Activists criticise City for covering Lainchaur ground with artificial turfKathmandu metropolis has tasked Ncell with developing a ‘park’ on the ground spread over 0.45 hectares from Dairy Development Corporation to Shanti Vidyagriha Secondary School.
Seventy-five years old Bhim Kumari Khatri of Sorhakhutte still remembers going to Lainchaur ground and soaking in the sun during the winter in her childhood days. She along with her family members and neighbours would spend most of their winter days on the ground chatting and playing.
“Now it’s fenced from all sides. Instead of plants and greenery they have converted it into an artificial park with synthetic turf. They say they are making a football ground and a basketball court here, ” said Khatri, who runs a small shop on the western edge of the ground.
“I don’t know if they will allow us to go inside. Initially I had thought they were going to make a natural park like the one at Narayanchaur in Naxal, but Lainchaur now looks like a cage,” said Khatri.
Lainchaur ground had given shelter to hundreds of families during the 2015 earthquakes. People pitched tents and lived on the ground for several weeks after the earthquake.
Another local from Samakhushi, Pavitra Bajracharya, 63, also expressed his unhappiness over the new look of the ground. “I grew up playing football here on the muddy ground. This was also the place for farmers to put their freshly harvested paddy to dry in the sun. Now that they have fenced it and laid a new turf, I doubt they will allow us in anymore,” said Bajracharya, a social worker.
Officials said over 80 percent of the Lainchaur ground will be a mini football ground and the remaining a basketball court. And they are also constructing a park for children and an open gym on the ground.
Locals, conservationists and environmentalists have termed the work myopic.
“The City should have taken a natural approach to beautify its public spaces,” said Ganapati Lal Shrestha, one of the campaigners of ‘Occupy Tundikhel’ campaign in 2019, which was launched to reclaim the vast encroached open public space in the heart of the city.
“This clearly shows the insensitivity of the City and its mayor [Bidya Sundar] Shakya,” added Shrestha, while urging everyone to protest against the City’s such moves.
According to City officials, they have given the ground spread over nine ropani [0.45 hectare] between the Dairy Development Corporation and Shanti Vidyagriha Secondary School to Ncell Axiata Limited for beautification under the latter’s corporate social responsibility.
Khem Raj Tiwari, chairman of the City’s Ward 26, where the ground is located, said Ncell has spent around Rs 50 million to convert the Lainchaur ground into a park. He said his ward has signed a Memorandum of Understanding with Ncell.
“For many years it was a neglected piece of land. Actually Mayor Shakya was planning to convert a part of the ground into an elevator parking lot, but we wanted to make it a better place,” said Tiwari.

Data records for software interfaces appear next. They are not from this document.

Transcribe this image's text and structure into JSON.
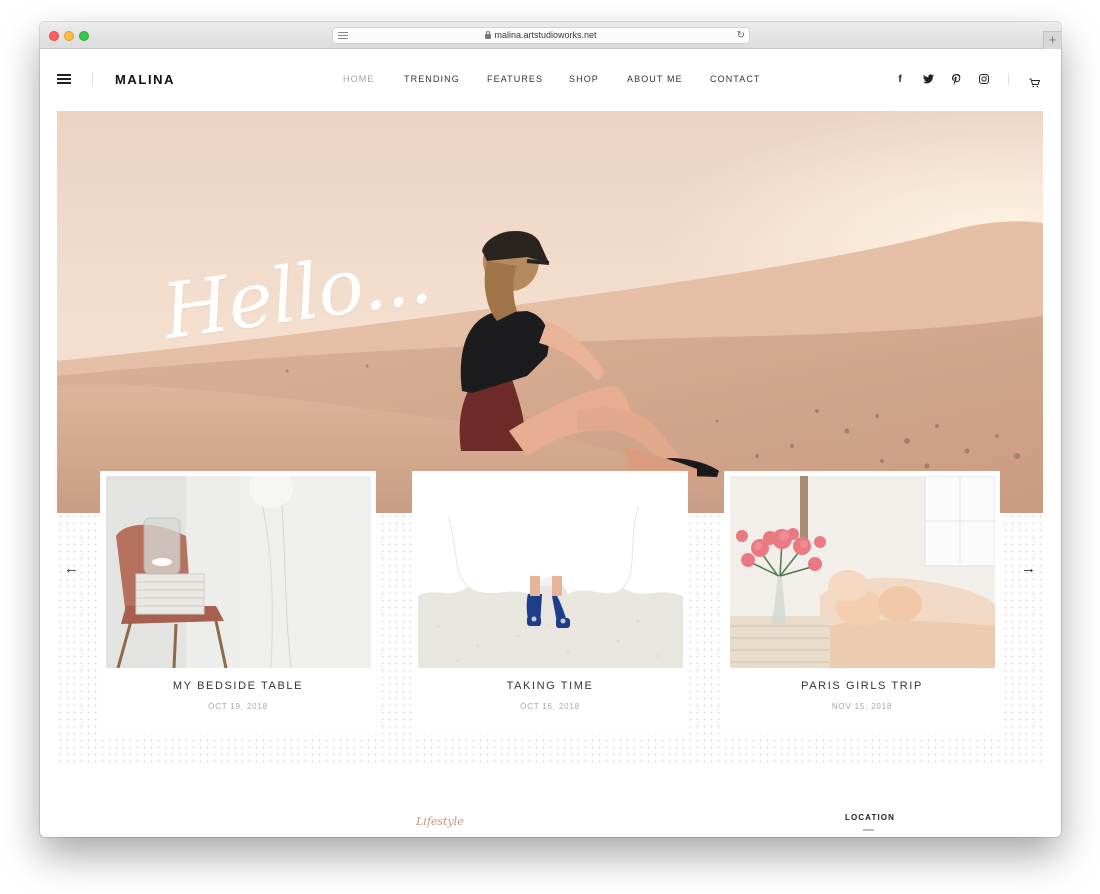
{
  "browser": {
    "url": "malina.artstudioworks.net",
    "new_tab": "+",
    "reload": "↻"
  },
  "header": {
    "logo": "MALINA",
    "nav": [
      {
        "label": "HOME",
        "active": true
      },
      {
        "label": "TRENDING",
        "active": false
      },
      {
        "label": "FEATURES",
        "active": false
      },
      {
        "label": "SHOP",
        "active": false
      },
      {
        "label": "ABOUT ME",
        "active": false
      },
      {
        "label": "CONTACT",
        "active": false
      }
    ],
    "social": {
      "facebook": "f",
      "twitter": "t",
      "pinterest": "p",
      "instagram": "◎"
    }
  },
  "hero": {
    "greeting": "Hello..."
  },
  "slider": {
    "prev": "←",
    "next": "→",
    "posts": [
      {
        "title": "MY BEDSIDE TABLE",
        "date": "OCT 19, 2018"
      },
      {
        "title": "TAKING TIME",
        "date": "OCT 16, 2018"
      },
      {
        "title": "PARIS GIRLS TRIP",
        "date": "NOV 15, 2018"
      }
    ]
  },
  "below": {
    "category": "Lifestyle",
    "widget_title": "LOCATION"
  },
  "colors": {
    "accent": "#c9937b",
    "nav_active": "#a5a5a5",
    "text": "#333333"
  }
}
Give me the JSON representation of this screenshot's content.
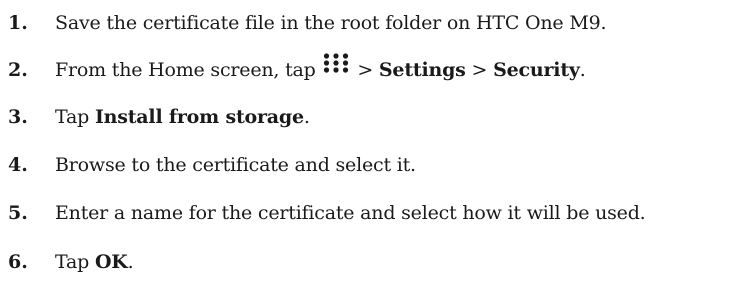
{
  "steps": [
    {
      "number": "1.",
      "text": "Save the certificate file in the root folder on HTC One M9."
    },
    {
      "number": "2.",
      "before_icon": "From the Home screen, tap",
      "icon": "apps-grid-icon",
      "sep1": ">",
      "settings": "Settings",
      "sep2": ">",
      "security": "Security",
      "end": "."
    },
    {
      "number": "3.",
      "prefix": "Tap",
      "bold": "Install from storage",
      "end": "."
    },
    {
      "number": "4.",
      "text": "Browse to the certificate and select it."
    },
    {
      "number": "5.",
      "text": "Enter a name for the certificate and select how it will be used."
    },
    {
      "number": "6.",
      "prefix": "Tap",
      "bold": "OK",
      "end": "."
    }
  ]
}
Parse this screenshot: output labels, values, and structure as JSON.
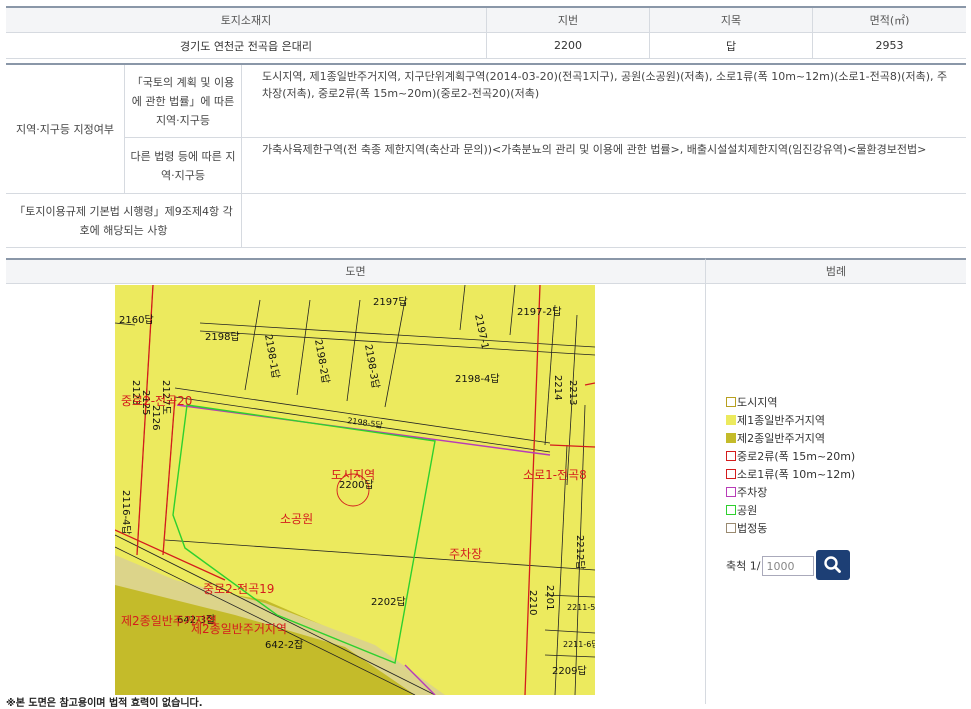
{
  "land_info": {
    "headers": [
      "토지소재지",
      "지번",
      "지목",
      "면적(㎡)"
    ],
    "row": [
      "경기도 연천군 전곡읍 은대리",
      "2200",
      "답",
      "2953"
    ]
  },
  "zoning": {
    "group_label": "지역·지구등 지정여부",
    "rows": [
      {
        "label": "「국토의 계획 및 이용에 관한 법률」에 따른 지역·지구등",
        "value": "도시지역, 제1종일반주거지역, 지구단위계획구역(2014-03-20)(전곡1지구), 공원(소공원)(저촉), 소로1류(폭 10m~12m)(소로1-전곡8)(저촉), 주차장(저촉), 중로2류(폭 15m~20m)(중로2-전곡20)(저촉)"
      },
      {
        "label": "다른 법령 등에 따른 지역·지구등",
        "value": "가축사육제한구역(전 축종 제한지역(축산과 문의))<가축분뇨의 관리 및 이용에 관한 법률>, 배출시설설치제한지역(임진강유역)<물환경보전법>"
      }
    ],
    "enforcement_label": "「토지이용규제 기본법 시행령」제9조제4항 각 호에 해당되는 사항",
    "enforcement_value": ""
  },
  "map_panel": {
    "title": "도면"
  },
  "legend_panel": {
    "title": "범례",
    "items": [
      {
        "label": "도시지역",
        "fill": "#ffffff",
        "border": "#b8a020"
      },
      {
        "label": "제1종일반주거지역",
        "fill": "#ecea5e",
        "border": "#ecea5e"
      },
      {
        "label": "제2종일반주거지역",
        "fill": "#c4bb2a",
        "border": "#c4bb2a"
      },
      {
        "label": "중로2류(폭 15m~20m)",
        "fill": "#ffffff",
        "border": "#d41c1c"
      },
      {
        "label": "소로1류(폭 10m~12m)",
        "fill": "#ffffff",
        "border": "#d41c1c"
      },
      {
        "label": "주차장",
        "fill": "#ffffff",
        "border": "#b83cb8"
      },
      {
        "label": "공원",
        "fill": "#ffffff",
        "border": "#2ed02e"
      },
      {
        "label": "법정동",
        "fill": "#ffffff",
        "border": "#9a8a70"
      }
    ],
    "scale_label": "축척 1/",
    "scale_value": "1000",
    "search_icon": "search-icon"
  },
  "map": {
    "parcels": [
      "2197답",
      "2197-1",
      "2197-2답",
      "2160답",
      "2198답",
      "2198-1답",
      "2198-2답",
      "2198-3답",
      "2198-4답",
      "2198-5답",
      "2200답",
      "2202답",
      "2209답",
      "2212답",
      "2211-5답",
      "2211-6답",
      "642-2잡",
      "642-3잡",
      "2116-4답",
      "2123",
      "2125",
      "2126",
      "2127도",
      "2201",
      "2210",
      "2213",
      "2214"
    ],
    "labels": [
      "도시지역",
      "소공원",
      "주차장",
      "중로2-전곡20",
      "소로1-전곡8",
      "중로2-전곡19",
      "제2종일반주거지역",
      "제2종일반주거지역"
    ]
  },
  "footnote": "※본 도면은 참고용이며 법적 효력이 없습니다."
}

“This space has remained a playground and we are just making it better,” added Tiwari.
A press statement on the Ncell website says they are beautifying the ground into a park under its corporate social responsibility initiative. Ncell has been maintaining greenery along the 10.5km stretch of the Koteshwar-Kalanki section of the Ring Road.
But not only the locals and heritage activists, environmentalists are also unhappy with the new look of the Launchaur ground. Bhusan Tuladhar, an environmentalist who closely follows urban issues including pollution called it unfortunate. “They should have promoted natural greenery, not artificial.”
“Kathmandu has already turned into a concrete city and natural spaces are shrinking by the day. Kathmandu’s bird habitats have almost disappeared so we should be working to create natural spaces.”
Nabin Adhikari, the owner of Ishara Services, the firm tasked by Ncell with beautifying the park said they have constructed 12 wells, each 12 feet deep, for recharging groundwater. He also said they have simply leveled the ground and laid artificial turf on it without using cement or concrete.
“We are going to plant over 40 plants of different varieties including trees and hedges,” said Adhikari.
Bajracharya, the local, meanwhile, worried whether the ground would remain open to commoners. “They have already deployed a guard and soon they might lock the gate and allow in only select people,” he said.